...To provide independent verification that the PLC programs are properly managed, a consultant is retained by the brewery. This consultant is granted access to the various versions of the PLC program by securely accessing the data warehouse over the Internet. The consultant would compare the program versions (on a scheduled basis e.g. weekly or monthly), and write a technical assessment report on the nature of the changes and the potential impact.

...These reports could be made available to the FDA for routine spot-checking to see that there is compliance with this process. If the consultant finds a change that may have a significant or detrimental impact on the process, the brewery can be notified immediately. This solution is possible today using Rockwell Automation's In.Site products or ei3 Corp.'s suite of Internet tools.

Spencer Cramer, President and Chief Technology Officer
ei3, www.ei3.com 

Work Around the Code

We don't have a solution for this particular problem, however it does hint of a conceptually related problem that some of our customers have encountered, and for which we have a solution. Many of our customers use PLCs in critically controlled processes that, once released, cannot be modified without a complete revalidation process due to potential liability. These types of applications include pharmaceutical product manufacturing, specialty food processing, and amusement park ride control.

...When a control problem occurs on these lines, the maintenance staff has their hands tied somewhat in that they are not free to modify the executing code in attempts to isolate/troubleshoot the problem. We have been providing a product for years called the Crakker Logic/Timing Analyzer, which has proven to be a very valuable tool for troubleshooting these problematic (especially intermittent problem) control systems without interfering with the control system operation.

(Where does the control system integrator go?)
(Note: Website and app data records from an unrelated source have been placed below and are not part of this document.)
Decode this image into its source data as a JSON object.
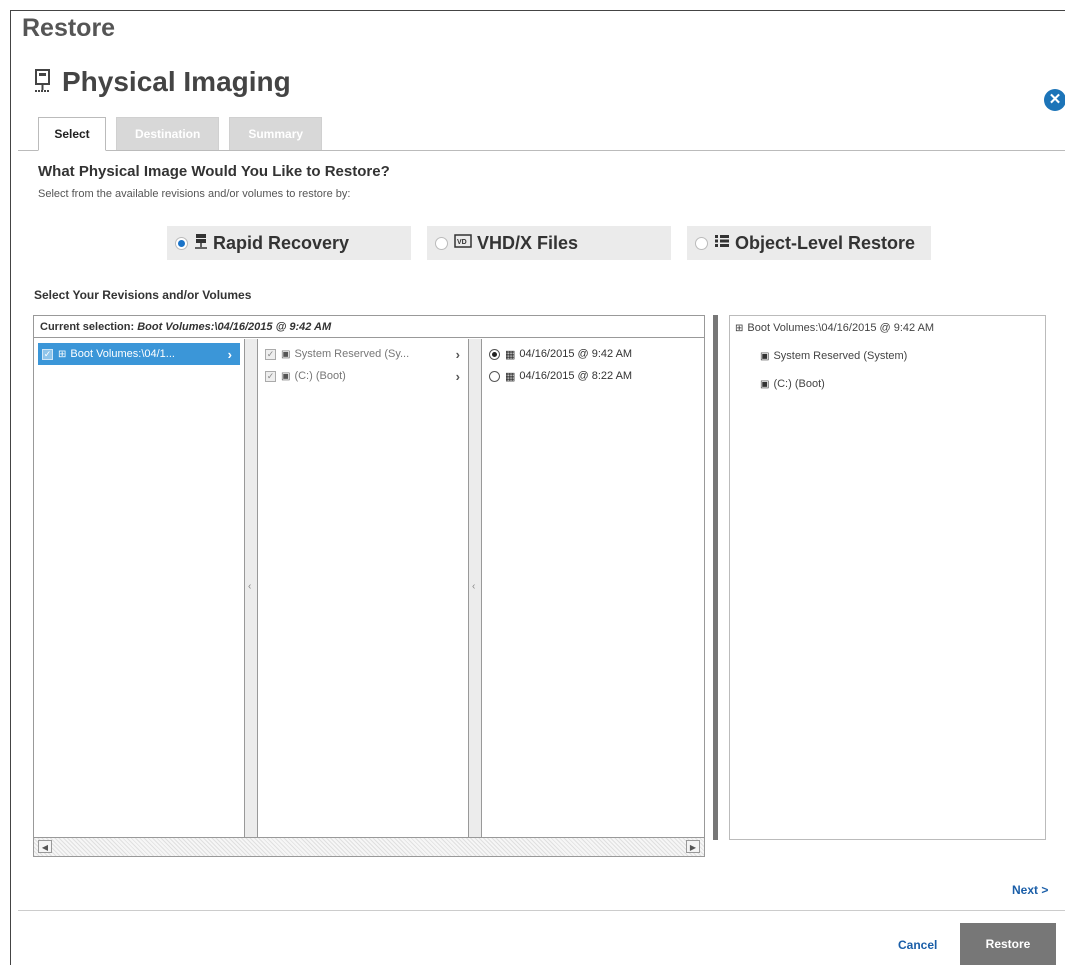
{
  "window": {
    "heading": "Restore"
  },
  "dialog": {
    "title": "Physical Imaging",
    "close_glyph": "✕"
  },
  "tabs": [
    {
      "label": "Select",
      "active": true
    },
    {
      "label": "Destination",
      "active": false
    },
    {
      "label": "Summary",
      "active": false
    }
  ],
  "question": {
    "title": "What Physical Image Would You Like to Restore?",
    "subtitle": "Select from the available revisions and/or volumes to restore by:"
  },
  "restore_options": [
    {
      "label": "Rapid Recovery",
      "selected": true,
      "icon": "server-icon"
    },
    {
      "label": "VHD/X Files",
      "selected": false,
      "icon": "vhd-icon"
    },
    {
      "label": "Object-Level Restore",
      "selected": false,
      "icon": "list-icon"
    }
  ],
  "section_label": "Select Your Revisions and/or Volumes",
  "browser": {
    "current_selection_label": "Current selection:",
    "current_selection_value": "Boot Volumes:\\04/16/2015 @ 9:42 AM",
    "column1": [
      {
        "label": "Boot Volumes:\\04/1...",
        "selected": true
      }
    ],
    "column2": [
      {
        "label": "System Reserved (Sy..."
      },
      {
        "label": "(C:) (Boot)"
      }
    ],
    "column3": [
      {
        "label": "04/16/2015 @ 9:42 AM",
        "selected": true
      },
      {
        "label": "04/16/2015 @ 8:22 AM",
        "selected": false
      }
    ],
    "splitter_glyph": "‹",
    "scroll_left_glyph": "◀",
    "scroll_right_glyph": "▶"
  },
  "summary_panel": {
    "root": "Boot Volumes:\\04/16/2015 @ 9:42 AM",
    "children": [
      "System Reserved (System)",
      "(C:) (Boot)"
    ]
  },
  "footer": {
    "next": "Next >",
    "cancel": "Cancel",
    "restore": "Restore"
  },
  "colors": {
    "accent": "#1a73c8",
    "selection": "#3b96d8",
    "primary_button": "#777777",
    "link": "#1a5ea8"
  }
}
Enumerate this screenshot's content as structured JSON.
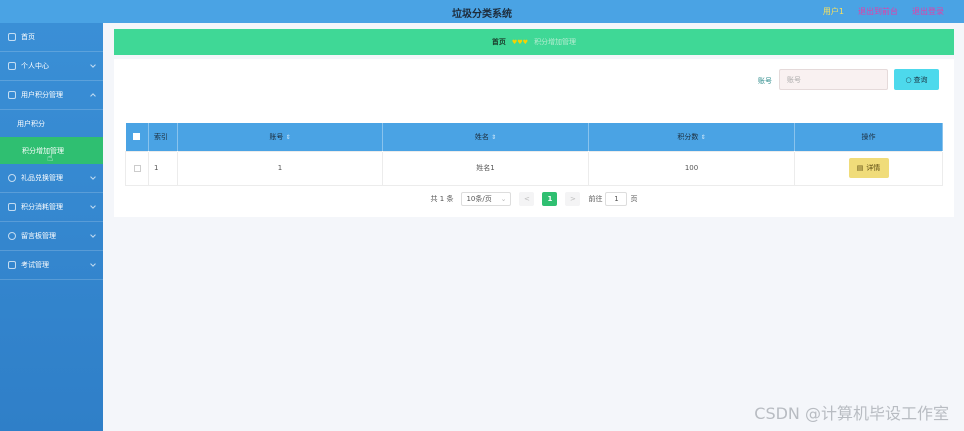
{
  "header": {
    "title": "垃圾分类系统",
    "user": "用户1",
    "links": [
      "退出到前台",
      "退出登录"
    ]
  },
  "sidebar": {
    "items": [
      {
        "label": "首页",
        "icon": "home-icon"
      },
      {
        "label": "个人中心",
        "icon": "user-icon"
      },
      {
        "label": "用户积分管理",
        "icon": "list-icon"
      }
    ],
    "sub_items": [
      "用户积分",
      "积分增加管理"
    ],
    "items_after": [
      {
        "label": "礼品兑换管理",
        "icon": "gift-icon"
      },
      {
        "label": "积分消耗管理",
        "icon": "grid-icon"
      },
      {
        "label": "留言板管理",
        "icon": "message-icon"
      },
      {
        "label": "考试管理",
        "icon": "doc-icon"
      }
    ]
  },
  "breadcrumb": {
    "home": "首页",
    "hearts": "♥♥♥",
    "current": "积分增加管理"
  },
  "search": {
    "label": "账号",
    "placeholder": "账号",
    "button": "查询"
  },
  "table": {
    "headers": [
      "索引",
      "账号",
      "姓名",
      "积分数",
      "操作"
    ],
    "rows": [
      {
        "index": "1",
        "account": "1",
        "name": "姓名1",
        "points": "100",
        "action": "详情"
      }
    ]
  },
  "pagination": {
    "total": "共 1 条",
    "page_size": "10条/页",
    "prev": "<",
    "page": "1",
    "next": ">",
    "goto_prefix": "前往",
    "goto_value": "1",
    "goto_suffix": "页"
  },
  "watermark": "CSDN @计算机毕设工作室",
  "colors": {
    "header": "#4aa3e4",
    "sidebar": "#3a8fd6",
    "active": "#2fbf71",
    "breadcrumb": "#3fd896",
    "search_button": "#4dd9ec",
    "detail_button": "#f0dc7a"
  }
}
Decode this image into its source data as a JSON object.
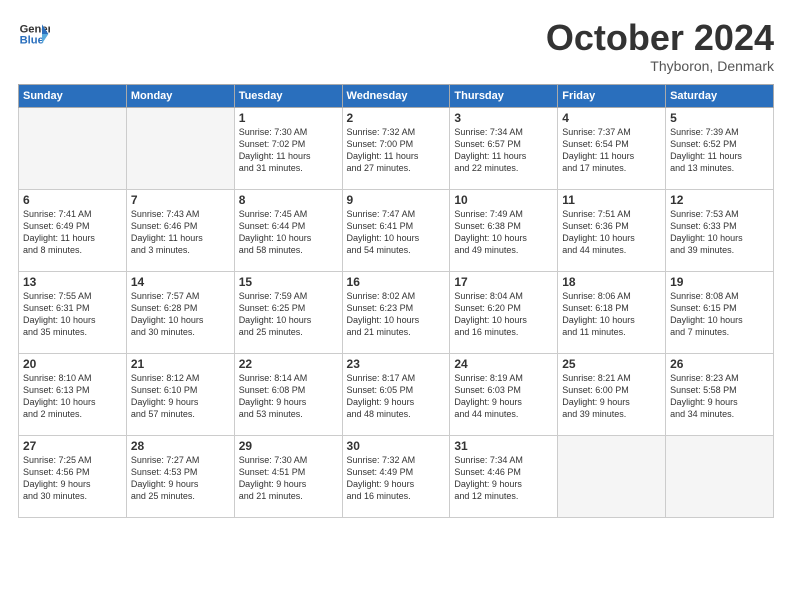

...The Crakker instrument can be connected directly to various I/O points on a control system via isolated, quick-connect test leads and left on the production floor. The Crakker then benignly monitors and records all of the logic state changes and inter-channel as well as real-world timing associated with these changes. When a control problem occurs, the timing and logic associated with the I/O (before and after the fault) has been logged to memory. The data can then be downloaded from the Crakker memory to a PC where it can be viewed in a powerful timing chart-type display as an aid in troubleshooting the problem.

...The Crakker allows a view into the control system logic and timing, and trapping of problems without interfering with the operating control system.

Dave Parks, President
Logic Beach, www.crakker.com

March's Problem:

Can We Use Control Valves for Safety Shutdown?

We would like to avoid the cost of separate valves by using existing modulating valves for safety shutdown. Is this an acceptable practice under any circumstances? If so, where and how can it be done?

Please send us your comments, suggestions, or solutions to this problem. Solutions will be published in our March issue, but we need your responses by February 3 to meet our editorial production deadlines. If you have a solution to this problem, or a problem of your own that you would like to pose to other colleagues, e-mail, fax, or mail it to wboyes@putman.net, Fax 630/467-1124, CONTROL Problem Solving Ideas, 555 W. Pierce Rd., Suite 301, Itasca, IL 60143.